The whole summary of the Law and the Prophets was given by Jesus Himself. He said we are to love God above all and then love our neighbor as ourselves, and from the Parable of the Good Samaritan, we know that our neighbor is anyone in need, so why did Jesus bring Elijah and Moses to the Mount of Transfiguration? Because Jesus perfectly fulfilled the prophecies of old and He kept the Law after no man had ever done before. Jesus may have also wanted Peter, John, and James to know that the kingdom of God would not consist of temporary booths or Jesus taking over political power (Matt 17:4), but rather, He would come to rule the world in righteousness as King of kings and Lord of lords. Jesus also wanted them to know that John the Baptist’s ministry was the fulfillment of the scribes saying “that first Elijah must come” (Matt 17:10). Jesus clearly told them that “that Elijah has already come, and they did not recognize him, but did to him whatever they pleased.
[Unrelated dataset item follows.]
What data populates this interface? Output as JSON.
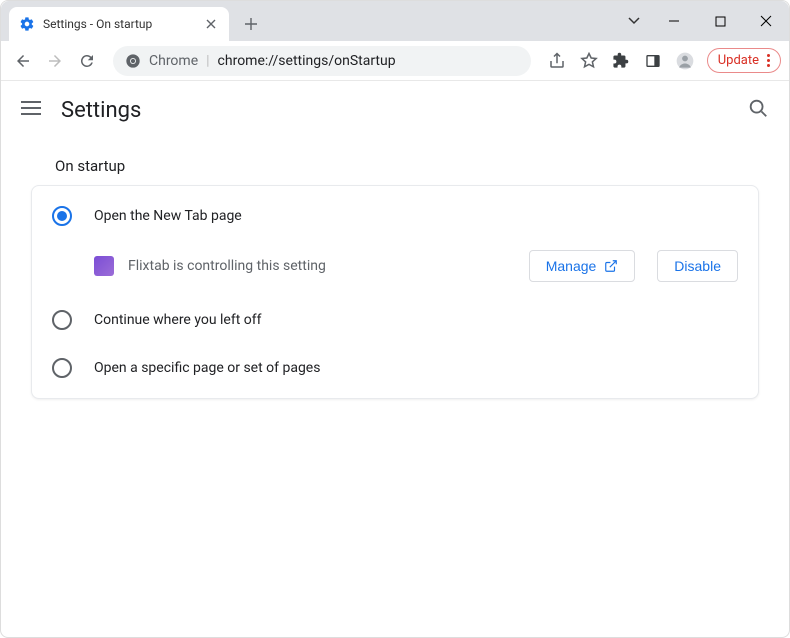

So also the Son of Man will certainly suffer at their hands” (Matt 17:12). He was referring to John the Baptist who was beheaded, and similarly, Jesus said that “the Son of Man will certainly suffer at” the same hands that took John’s life.
I find it interesting that Peter, John, and James already knew who Moses and Elijah were. They seemed to know them without even being introduced or having seen them before, but I’m not sure why they knew them already. And, it would have been interesting to hear what Jesus, Moses, and Elijah were talking about on the Mount of Transfiguration. There’s no indication that the disciples heard any of it, but they did get a glimpse of the glory of the Son of God, and the glorified states of those who die in the faith. I remember Jesus saying that even if a person dies, and they believe in Him, they shall live again (John 11:25-26). More than once, Jesus reminded them that God is the God of the living and not the dead (Matt 22:32; Mark 12:27; Luke 20:38), so even though Moses and Elijah died thousands of years ago, they are still living and in the presence of the Lord. Whoever has trusted in Christ will live again, or if they are living, be joined with the Lord at His return. Then we can ask Jesus, Moses, and Elijah what they were talking about.
Here is some related reading for you: What Was the Transfiguration About? 
Resource – Scripture quotations are from The Holy Bible, English Standard Version® (ESV®), Crossway Bibles. (2007). ESV: Study Bible: English standard version. Wheaton, Ill: Crossway Bibles. Used by permission. All rights reserved.